TOKYO (BLOOMBERG) - Japan is poised to buy more doses of the Covid-19 vaccine developed by Pfizer and BioNTech, a move that would pave the way for the country to immunise its adult population without using any of the controversial shots it purchased from AstraZeneca.
Pfizer is expected to provide an additional 50 million doses by September in a contract that could be agreed on this month, the Nikkei reported on Wednesday (April 21), without citing sources. The purchase would bring Japan's total supply of the companies' vaccine to 195 million doses.
Japan also has an agreement for 50 million doses of Moderna's shot, creating enough supply of the two-dose immunisations to protect around 110 million residents above the age of 16.
Japan's Chief Cabinet Secretary Katsunobu Kato said on Wednesday that the government and Pfizer are still discussing the additional doses, and declined to comment further. Officials have said that Japan will secure enough vaccine supply, including approved and unapproved shots, for all its residents by September.
The Nikkei's report comes as more countries are vying for jabs from Pfizer-BioNTech and Moderna, which use a novel mRNA technology that has been proven safe and highly effective.
Shots developed by AstraZeneca and Johnson & Johnson, built using a different viral vector technology, have come under the spotlight recently after regulators temporarily halted their use to investigate links to rare and potentially deadly blood clots.
The European Union earlier this week tapped into an option in its contract with Pfizer and BioNTech to buy an additional 100 million doses.
While Japan was not known to have a similar deal, the agreement came after a phone call between Japan's Prime Minister Yoshihide Suga and Pfizer chief executive officer Albert Bourla last weekend during Mr Suga's state visit to the United States - the first by a foreign leader since President Joe Biden took office.
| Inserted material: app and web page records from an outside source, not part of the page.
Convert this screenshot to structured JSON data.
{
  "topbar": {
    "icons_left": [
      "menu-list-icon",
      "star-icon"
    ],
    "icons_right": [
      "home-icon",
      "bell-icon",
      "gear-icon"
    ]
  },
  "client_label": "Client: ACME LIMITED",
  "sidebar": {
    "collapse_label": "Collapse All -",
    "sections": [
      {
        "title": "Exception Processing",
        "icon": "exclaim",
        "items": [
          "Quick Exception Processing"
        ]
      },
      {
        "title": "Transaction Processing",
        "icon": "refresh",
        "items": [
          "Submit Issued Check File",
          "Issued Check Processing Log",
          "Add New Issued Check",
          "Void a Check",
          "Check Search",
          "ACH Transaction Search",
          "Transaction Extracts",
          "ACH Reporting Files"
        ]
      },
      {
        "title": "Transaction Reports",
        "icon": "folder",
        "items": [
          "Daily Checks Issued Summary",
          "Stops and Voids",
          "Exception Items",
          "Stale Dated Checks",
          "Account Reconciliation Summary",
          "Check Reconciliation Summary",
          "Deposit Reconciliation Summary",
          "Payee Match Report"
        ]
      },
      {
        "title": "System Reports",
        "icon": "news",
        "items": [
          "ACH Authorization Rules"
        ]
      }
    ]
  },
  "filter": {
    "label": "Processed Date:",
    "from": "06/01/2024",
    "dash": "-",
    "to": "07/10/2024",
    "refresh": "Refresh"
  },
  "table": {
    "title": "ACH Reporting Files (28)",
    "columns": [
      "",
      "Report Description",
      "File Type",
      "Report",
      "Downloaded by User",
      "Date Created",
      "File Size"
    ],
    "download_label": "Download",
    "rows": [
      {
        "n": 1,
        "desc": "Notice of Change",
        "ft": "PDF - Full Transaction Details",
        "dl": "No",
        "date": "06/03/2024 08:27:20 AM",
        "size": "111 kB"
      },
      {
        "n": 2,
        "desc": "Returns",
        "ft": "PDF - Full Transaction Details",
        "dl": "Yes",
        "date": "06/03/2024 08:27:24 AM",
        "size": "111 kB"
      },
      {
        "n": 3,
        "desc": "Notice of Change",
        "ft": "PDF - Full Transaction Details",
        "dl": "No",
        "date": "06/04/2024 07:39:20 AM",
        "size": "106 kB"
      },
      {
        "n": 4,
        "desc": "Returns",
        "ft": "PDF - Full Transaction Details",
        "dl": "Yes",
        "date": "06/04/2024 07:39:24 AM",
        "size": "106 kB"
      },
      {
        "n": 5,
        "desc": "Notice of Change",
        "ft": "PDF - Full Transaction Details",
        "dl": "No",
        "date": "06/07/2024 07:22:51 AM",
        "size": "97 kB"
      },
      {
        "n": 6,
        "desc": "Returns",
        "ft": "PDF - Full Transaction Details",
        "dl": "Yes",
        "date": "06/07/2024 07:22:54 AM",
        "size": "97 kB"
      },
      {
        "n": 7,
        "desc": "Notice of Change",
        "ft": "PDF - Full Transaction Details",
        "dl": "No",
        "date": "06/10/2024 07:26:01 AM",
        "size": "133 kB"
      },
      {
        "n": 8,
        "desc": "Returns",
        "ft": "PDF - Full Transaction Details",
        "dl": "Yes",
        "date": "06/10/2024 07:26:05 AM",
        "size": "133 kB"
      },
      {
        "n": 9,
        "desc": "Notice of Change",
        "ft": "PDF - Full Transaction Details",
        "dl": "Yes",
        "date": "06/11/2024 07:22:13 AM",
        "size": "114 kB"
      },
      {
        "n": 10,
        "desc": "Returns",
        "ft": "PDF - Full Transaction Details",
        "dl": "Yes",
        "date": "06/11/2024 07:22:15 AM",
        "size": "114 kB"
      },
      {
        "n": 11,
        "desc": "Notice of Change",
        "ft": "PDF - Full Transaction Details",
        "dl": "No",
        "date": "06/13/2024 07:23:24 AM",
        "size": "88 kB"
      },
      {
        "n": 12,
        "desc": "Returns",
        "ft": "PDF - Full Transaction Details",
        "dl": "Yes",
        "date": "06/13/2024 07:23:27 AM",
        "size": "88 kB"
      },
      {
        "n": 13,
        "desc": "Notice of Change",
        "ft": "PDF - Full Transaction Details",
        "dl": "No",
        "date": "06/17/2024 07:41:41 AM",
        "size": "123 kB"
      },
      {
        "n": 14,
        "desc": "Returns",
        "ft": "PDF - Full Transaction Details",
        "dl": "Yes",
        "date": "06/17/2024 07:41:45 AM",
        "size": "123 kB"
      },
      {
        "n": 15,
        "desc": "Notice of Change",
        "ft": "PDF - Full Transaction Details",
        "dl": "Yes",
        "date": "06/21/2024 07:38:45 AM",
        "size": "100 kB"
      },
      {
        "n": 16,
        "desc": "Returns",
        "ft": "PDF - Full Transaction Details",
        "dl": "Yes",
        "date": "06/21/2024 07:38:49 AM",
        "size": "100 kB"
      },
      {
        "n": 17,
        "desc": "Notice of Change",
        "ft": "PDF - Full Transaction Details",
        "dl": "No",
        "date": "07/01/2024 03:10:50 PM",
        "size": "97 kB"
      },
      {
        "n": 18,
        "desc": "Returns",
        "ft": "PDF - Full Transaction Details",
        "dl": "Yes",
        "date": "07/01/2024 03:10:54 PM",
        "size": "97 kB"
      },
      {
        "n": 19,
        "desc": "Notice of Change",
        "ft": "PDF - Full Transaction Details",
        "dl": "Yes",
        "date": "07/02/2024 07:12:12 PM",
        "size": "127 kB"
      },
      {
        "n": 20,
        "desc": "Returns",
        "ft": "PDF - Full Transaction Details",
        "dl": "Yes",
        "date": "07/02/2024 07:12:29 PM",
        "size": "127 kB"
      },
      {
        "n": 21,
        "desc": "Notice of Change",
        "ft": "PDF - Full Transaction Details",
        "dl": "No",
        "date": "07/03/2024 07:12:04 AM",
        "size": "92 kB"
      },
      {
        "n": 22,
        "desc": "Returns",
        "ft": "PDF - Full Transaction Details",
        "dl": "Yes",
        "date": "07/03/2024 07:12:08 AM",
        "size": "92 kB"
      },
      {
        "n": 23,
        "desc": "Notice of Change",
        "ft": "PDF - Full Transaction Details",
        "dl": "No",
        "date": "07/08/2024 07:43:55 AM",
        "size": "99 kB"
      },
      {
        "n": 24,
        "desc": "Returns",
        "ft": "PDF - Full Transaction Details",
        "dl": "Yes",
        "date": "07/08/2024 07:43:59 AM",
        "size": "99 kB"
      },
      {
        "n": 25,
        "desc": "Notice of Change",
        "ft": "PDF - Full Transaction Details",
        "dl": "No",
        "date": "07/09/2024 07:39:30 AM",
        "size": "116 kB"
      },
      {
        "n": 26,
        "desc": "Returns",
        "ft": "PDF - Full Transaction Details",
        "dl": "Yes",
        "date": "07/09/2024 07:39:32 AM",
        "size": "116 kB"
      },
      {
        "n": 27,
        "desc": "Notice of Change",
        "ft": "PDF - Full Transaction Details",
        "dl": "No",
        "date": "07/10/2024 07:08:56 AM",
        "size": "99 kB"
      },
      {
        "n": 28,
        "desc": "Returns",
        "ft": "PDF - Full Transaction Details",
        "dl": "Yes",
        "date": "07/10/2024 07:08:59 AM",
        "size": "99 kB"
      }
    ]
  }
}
Currently, only the Pfizer-BioNTech vaccine is cleared for use in Japan. Moderna and AstraZeneca have filed for approval, but a decision is not expected until May at the earliest.
A report this week suggested that the AstraZeneca approval may be delayed as regulators request more information on the blood clots. Japan's deal with AstraZeneca is for 120 million shots, many of which are already being manufactured domestically.
Despite the pauses, many experts and regulators continue to recommend the AstraZeneca and Johnson & Johnson shots, saying their benefits outweigh the risks. But the publicity around the possible side effects could exacerbate concerns about the shots and slow their use in countries like Japan that have high vaccine hesitancy rates.
Relying mainly on the Pfizer-BioNTech shot could simplify Japan's vaccine roll-out, which has been the slowest among the Group of Seven nations. The current approach, done through local municipalities, is designed for the Pfizer-BioNTech jab, Mr Taro Kono, the Cabinet minister in charge of Japan's vaccine roll-out, said in a press conference last Friday.
The Moderna shots "need a different deep freezer than Pfizer, and they have a different date between the first and second shots," Mr Kono said. "We don't want to confuse the municipalities."
Shots for the general public began this month, though limited to those over the age of 65. So far, about 2 million shots have been administered to the population of 126 million - about 1.6 per cent of the residents.
Pressure to hasten the effort has intensified as a new state of emergency is set to be declared in Japan's urban areas on Friday - with the Tokyo Summer Olympics less than 100 days away. The government's current target date for completing its vaccination effort is February 2022.